As density increases, "inertia" becomes stronger, making the jump to new products more difficult. An increase in network proximity more proportionate than product density is required to maintain growth acceleration.

The researchers defined product space as the relatedness between products in global trade. This space can be thought of as a network in which each product represents a node, and the relationships between them represent the linkages. In their study, each country's network was superimposed on the country's specialization pattern.

The information allowed the researchers to "measure" the density of the links and to develop a measure of the proximity of the country's specialization to the products themselves.

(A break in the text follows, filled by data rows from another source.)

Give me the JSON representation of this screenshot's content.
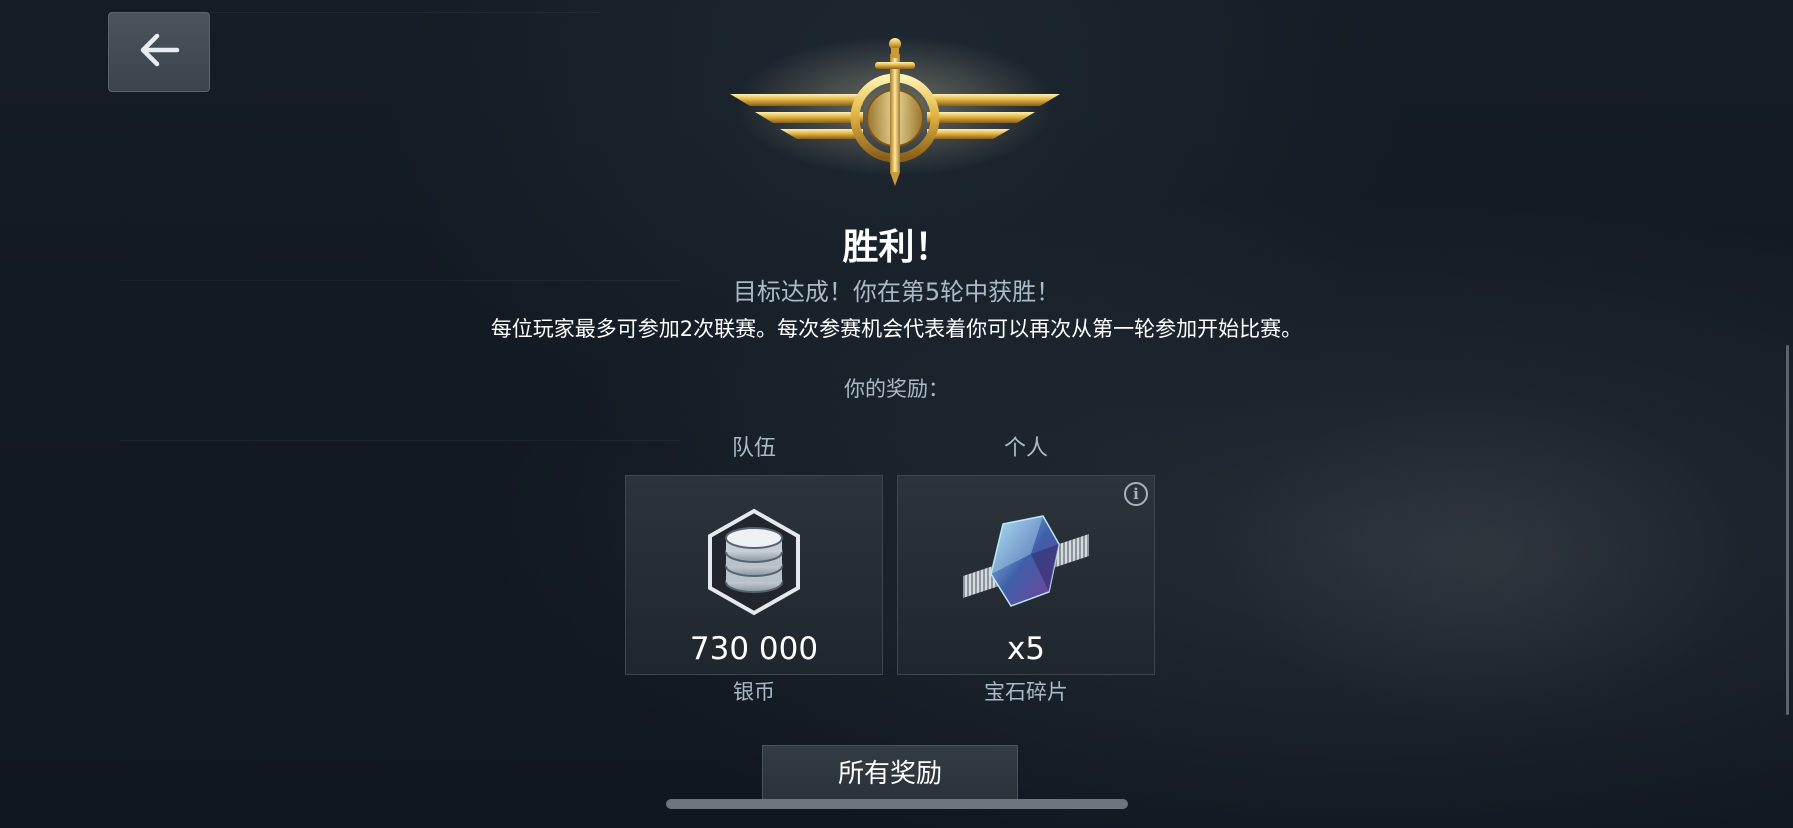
{
  "header": {
    "back_icon": "arrow-left-icon"
  },
  "result": {
    "title": "胜利！",
    "subtitle": "目标达成！你在第5轮中获胜！",
    "description": "每位玩家最多可参加2次联赛。每次参赛机会代表着你可以再次从第一轮参加开始比赛。"
  },
  "rewards": {
    "label": "你的奖励：",
    "team": {
      "column_label": "队伍",
      "amount": "730 000",
      "name": "银币",
      "icon": "silver-coins-icon"
    },
    "personal": {
      "column_label": "个人",
      "amount": "x5",
      "name": "宝石碎片",
      "icon": "gem-fragment-icon",
      "info_icon": "info-icon"
    }
  },
  "all_rewards_button": "所有奖励",
  "colors": {
    "background": "#111820",
    "accent_gold": "#d9a93a",
    "secondary_text": "#a9bac8"
  }
}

The proximity of the products indicated how easily a country could move from its current specialization to new products.


Story Source:

The above story is based on materials provided by University of Arkansas, Fayetteville. Note: Materials may be edited for content and length.

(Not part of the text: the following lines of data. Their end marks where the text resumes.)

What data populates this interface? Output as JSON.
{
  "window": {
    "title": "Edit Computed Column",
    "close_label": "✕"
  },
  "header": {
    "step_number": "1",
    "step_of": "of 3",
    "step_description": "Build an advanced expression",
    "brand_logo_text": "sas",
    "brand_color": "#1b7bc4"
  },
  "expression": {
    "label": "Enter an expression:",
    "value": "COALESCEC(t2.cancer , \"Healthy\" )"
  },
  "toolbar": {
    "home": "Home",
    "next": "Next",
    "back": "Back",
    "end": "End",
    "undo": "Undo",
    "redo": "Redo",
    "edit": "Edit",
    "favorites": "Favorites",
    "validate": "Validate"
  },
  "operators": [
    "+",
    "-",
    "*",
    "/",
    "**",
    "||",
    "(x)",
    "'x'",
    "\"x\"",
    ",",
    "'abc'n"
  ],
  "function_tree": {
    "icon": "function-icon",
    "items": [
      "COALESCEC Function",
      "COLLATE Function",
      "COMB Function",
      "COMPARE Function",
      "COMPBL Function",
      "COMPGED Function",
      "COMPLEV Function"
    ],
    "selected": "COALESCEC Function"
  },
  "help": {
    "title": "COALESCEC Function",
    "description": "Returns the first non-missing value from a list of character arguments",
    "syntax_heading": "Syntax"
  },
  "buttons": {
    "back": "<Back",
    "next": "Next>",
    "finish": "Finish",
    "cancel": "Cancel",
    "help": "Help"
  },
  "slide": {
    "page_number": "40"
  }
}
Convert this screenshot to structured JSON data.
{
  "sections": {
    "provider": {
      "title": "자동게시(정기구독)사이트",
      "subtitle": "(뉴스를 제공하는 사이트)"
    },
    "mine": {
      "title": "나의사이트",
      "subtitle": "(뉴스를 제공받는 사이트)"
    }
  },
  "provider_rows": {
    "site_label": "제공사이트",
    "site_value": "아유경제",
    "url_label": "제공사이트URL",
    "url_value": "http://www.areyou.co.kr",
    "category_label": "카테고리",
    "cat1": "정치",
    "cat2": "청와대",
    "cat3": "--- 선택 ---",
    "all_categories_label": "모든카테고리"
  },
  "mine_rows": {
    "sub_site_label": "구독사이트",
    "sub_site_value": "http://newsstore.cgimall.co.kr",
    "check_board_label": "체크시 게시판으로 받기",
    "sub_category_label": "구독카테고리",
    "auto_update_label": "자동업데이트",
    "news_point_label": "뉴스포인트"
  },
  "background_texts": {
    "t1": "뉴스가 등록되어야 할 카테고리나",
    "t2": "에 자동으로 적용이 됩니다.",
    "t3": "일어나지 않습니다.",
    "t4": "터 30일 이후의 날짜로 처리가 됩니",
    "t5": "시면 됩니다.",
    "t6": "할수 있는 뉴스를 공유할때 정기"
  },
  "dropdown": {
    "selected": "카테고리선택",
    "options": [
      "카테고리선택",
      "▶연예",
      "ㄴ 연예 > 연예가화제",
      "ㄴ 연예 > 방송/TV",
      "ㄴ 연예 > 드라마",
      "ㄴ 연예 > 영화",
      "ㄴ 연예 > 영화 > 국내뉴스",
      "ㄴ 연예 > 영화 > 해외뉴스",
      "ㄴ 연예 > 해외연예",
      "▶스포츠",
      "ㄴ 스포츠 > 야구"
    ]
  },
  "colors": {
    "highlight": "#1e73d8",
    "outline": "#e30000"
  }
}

Journal Reference:

  1. Raja Kali, Javier Reyes, Joshua McGee, Stuart Shirrell. Growth networks. Journal of Development Economics, 2013; 101: 216 DOI: 10.1016/j.jdeveco.2012.11.004

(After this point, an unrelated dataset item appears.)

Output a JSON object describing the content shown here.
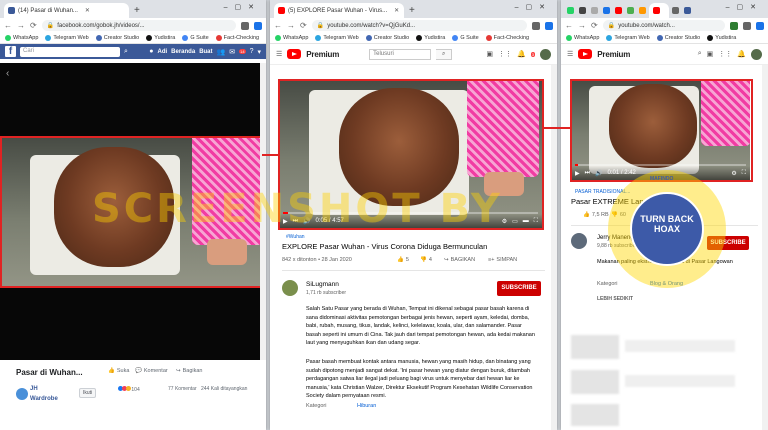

Cite This Page:

University of Arkansas, Fayetteville. "In global trade, too much of a good thing can be a bad thing." ScienceDaily. ScienceDaily, 17 January 2013. <www.sciencedaily.com/releases/2013/01/130117105657.htm>.
University of Arkansas, Fayetteville. (2013, January 17). In global trade, too much of a good thing can be a bad thing. ScienceDaily. Retrieved July 31, 2014 from www.sciencedaily.com/releases/2013/01/130117105657.htm
University of Arkansas, Fayetteville. "In global trade, too much of a good thing can be a bad thing." ScienceDaily. www.sciencedaily.com/releases/2013/01/130117105657.htm (accessed July 31, 2014).

Share This




More Science & Society News

Thursday, July 31, 2014

Featured Research

from universities, journals, and other organizations


Featured Videos

from AP, Reuters, AFP, and other news services

House Republicans Vote to Sue Obama Over Healthcare Law

House Republicans Vote to Sue Obama Over Healthcare Law

Reuters - US Online Video (July 31, 2014) The Republican-led House of Representatives votes to sue President Obama, accusing him of overstepping his executive authority in making changes to the Affordable Care Act. Mana Rabiee reports. Video provided by Reuters
Powered by NewsLook.com
Florida Panther Rebound Upsets Ranchers

Florida Panther Rebound Upsets Ranchers

AP (July 31, 2014) With Florida's panther population rebounding, some ranchers complain the protected predators are once again killing their calves. (July 31) Video provided by AP
Powered by NewsLook.com
Britain Testing Driverless Cars on Roadways

Britain Testing Driverless Cars on Roadways

AP (July 30, 2014) British officials said on Wednesday that driverless cars will be tested on roads in as many as three cities in a trial program set to begin in January. Officials said the tests will last up to three years. (July 30) Video provided by AP
Powered by NewsLook.com
Health Insurers' Profits Slide

Health Insurers' Profits Slide

Reuters - Business Video Online (July 30, 2014) Obamacare-related costs were said to be behind the profit plunge at Wellpoint and Humana, but Wellpoint sees the new exchanges boosting its earnings for the full year. Fred Katayama reports. Video provided by Reuters
Powered by NewsLook.com

Search ScienceDaily

Number of stories in archives: 140,361

Find with keyword(s):
Enter a keyword or phrase to search ScienceDaily for related topics and research stories.

Save/Print:
Share:

Breaking News:
from the past week

In Other News

... from NewsDaily.com

Science News

Health News

Environment News

Technology News



Save/Print:
Share:

Free Subscriptions


Get the latest science news with ScienceDaily's free email newsletters, updated daily and weekly. Or view hourly updated newsfeeds in your RSS reader:

Get Social & Mobile


Keep up to date with the latest news from ScienceDaily via social networks and mobile apps:

Have Feedback?


Tell us what you think of ScienceDaily -- we welcome both positive and negative comments. Have any problems using the site? Questions?
Mobile: iPhone Android Web
Follow: Facebook Twitter Google+
Subscribe: RSS Feeds Email Newsletters
Latest Headlines Health & Medicine Mind & Brain Space & Time Matter & Energy Computers & Math Plants & Animals Earth & Climate Fossils & Ruins